| BRIEF |
Each line of the data that includes the string "header" is to be copied out.

| DATA SHOWN |
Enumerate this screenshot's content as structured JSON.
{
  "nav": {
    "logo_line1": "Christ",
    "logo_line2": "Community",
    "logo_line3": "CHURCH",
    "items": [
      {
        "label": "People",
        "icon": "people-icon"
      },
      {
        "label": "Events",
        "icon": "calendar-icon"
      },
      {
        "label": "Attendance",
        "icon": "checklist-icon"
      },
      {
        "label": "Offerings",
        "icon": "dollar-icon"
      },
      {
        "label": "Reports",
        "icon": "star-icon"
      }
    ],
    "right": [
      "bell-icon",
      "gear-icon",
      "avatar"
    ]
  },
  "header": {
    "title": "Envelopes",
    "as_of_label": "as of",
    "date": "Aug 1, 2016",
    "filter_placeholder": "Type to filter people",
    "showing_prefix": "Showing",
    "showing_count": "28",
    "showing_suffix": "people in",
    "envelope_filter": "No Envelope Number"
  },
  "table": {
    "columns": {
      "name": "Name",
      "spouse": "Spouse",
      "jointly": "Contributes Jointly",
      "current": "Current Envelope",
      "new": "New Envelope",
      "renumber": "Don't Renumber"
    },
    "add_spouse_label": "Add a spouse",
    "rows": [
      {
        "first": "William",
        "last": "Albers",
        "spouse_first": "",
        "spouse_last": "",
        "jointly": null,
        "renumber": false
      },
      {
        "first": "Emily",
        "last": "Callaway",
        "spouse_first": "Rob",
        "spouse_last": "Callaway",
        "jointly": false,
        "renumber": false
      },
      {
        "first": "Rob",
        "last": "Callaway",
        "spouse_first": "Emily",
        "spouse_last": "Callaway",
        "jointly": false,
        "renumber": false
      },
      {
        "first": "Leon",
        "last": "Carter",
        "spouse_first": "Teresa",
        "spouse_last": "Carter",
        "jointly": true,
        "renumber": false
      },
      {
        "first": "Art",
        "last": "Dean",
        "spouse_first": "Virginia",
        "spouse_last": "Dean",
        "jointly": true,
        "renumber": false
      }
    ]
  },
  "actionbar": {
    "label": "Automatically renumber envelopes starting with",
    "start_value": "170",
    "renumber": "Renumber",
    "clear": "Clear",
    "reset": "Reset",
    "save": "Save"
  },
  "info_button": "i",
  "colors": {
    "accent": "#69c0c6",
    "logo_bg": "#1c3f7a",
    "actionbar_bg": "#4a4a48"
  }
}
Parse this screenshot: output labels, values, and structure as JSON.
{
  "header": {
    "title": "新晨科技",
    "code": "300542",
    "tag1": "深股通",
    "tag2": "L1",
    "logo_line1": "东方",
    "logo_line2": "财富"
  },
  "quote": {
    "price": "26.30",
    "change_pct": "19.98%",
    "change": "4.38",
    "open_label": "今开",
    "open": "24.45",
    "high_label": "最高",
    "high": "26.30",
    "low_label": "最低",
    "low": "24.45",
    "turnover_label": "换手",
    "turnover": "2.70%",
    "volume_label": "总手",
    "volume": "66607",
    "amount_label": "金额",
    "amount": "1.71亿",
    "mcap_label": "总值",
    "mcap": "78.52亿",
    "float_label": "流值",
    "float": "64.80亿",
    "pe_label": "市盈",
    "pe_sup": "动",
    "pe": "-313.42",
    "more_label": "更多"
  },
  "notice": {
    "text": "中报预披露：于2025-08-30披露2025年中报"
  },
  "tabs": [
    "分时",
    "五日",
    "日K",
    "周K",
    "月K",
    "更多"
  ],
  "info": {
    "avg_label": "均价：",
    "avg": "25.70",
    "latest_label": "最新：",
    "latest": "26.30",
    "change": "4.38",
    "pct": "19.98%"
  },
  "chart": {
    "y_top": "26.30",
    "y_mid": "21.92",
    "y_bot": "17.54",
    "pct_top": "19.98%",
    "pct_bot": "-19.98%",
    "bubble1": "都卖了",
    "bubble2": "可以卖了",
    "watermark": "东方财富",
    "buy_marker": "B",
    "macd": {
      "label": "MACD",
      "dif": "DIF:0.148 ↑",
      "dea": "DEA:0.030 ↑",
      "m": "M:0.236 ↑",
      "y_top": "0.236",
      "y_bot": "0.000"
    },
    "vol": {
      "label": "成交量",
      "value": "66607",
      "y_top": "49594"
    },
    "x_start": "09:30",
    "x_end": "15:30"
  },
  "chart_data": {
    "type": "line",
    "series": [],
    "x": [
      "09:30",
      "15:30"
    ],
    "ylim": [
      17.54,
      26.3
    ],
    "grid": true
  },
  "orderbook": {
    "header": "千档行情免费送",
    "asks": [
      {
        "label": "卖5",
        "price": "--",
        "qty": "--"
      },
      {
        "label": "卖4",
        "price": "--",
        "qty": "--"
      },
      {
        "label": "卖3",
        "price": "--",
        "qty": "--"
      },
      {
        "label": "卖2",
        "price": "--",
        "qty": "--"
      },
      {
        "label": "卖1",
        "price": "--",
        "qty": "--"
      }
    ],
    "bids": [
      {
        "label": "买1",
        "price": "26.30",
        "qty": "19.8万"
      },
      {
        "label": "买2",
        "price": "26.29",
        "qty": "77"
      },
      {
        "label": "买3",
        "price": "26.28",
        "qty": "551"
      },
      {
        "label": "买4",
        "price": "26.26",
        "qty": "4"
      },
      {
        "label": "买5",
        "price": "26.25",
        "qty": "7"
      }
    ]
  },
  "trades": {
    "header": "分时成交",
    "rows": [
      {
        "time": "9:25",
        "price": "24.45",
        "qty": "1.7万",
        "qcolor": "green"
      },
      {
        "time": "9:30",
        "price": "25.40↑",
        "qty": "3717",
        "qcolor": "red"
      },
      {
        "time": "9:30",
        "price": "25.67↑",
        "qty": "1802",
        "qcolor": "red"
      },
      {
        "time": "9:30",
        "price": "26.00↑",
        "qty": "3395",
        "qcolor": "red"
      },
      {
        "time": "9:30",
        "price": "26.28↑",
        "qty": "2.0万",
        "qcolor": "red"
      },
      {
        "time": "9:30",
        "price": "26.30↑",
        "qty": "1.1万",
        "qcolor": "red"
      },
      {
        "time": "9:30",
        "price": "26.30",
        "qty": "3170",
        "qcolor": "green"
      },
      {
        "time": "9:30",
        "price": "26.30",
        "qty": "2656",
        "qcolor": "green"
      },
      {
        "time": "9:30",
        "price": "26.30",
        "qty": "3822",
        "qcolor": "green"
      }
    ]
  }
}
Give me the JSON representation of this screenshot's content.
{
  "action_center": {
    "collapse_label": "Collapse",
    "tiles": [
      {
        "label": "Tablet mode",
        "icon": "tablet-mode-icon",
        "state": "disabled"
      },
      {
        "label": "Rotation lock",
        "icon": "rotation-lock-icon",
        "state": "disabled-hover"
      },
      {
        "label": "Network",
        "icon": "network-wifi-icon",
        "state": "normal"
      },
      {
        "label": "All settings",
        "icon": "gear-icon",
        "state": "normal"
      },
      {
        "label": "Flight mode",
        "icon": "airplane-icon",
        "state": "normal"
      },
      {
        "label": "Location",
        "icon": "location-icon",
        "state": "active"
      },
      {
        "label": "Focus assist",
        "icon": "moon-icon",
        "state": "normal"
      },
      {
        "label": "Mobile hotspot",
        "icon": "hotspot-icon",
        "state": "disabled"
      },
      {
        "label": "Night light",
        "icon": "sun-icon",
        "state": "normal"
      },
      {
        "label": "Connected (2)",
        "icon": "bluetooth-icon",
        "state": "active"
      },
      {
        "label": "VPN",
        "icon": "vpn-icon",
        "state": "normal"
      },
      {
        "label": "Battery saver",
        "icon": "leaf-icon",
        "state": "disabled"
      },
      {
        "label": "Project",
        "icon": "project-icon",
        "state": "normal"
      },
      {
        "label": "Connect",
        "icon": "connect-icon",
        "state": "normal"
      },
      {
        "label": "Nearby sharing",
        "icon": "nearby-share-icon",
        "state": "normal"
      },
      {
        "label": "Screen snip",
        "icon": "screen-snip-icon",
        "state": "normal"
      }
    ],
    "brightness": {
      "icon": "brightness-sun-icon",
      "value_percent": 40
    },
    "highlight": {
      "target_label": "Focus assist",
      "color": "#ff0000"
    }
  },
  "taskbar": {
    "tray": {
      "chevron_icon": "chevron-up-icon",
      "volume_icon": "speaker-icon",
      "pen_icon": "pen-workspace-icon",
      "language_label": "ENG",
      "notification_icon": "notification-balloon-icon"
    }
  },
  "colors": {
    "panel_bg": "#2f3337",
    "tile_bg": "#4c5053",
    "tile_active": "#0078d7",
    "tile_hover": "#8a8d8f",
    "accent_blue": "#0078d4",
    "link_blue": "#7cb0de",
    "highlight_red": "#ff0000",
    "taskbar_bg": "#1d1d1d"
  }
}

| OUTPUT BELOW |
  "header": {
  "header": {
    "header": "千档行情免费送",
    "header": "分时成交",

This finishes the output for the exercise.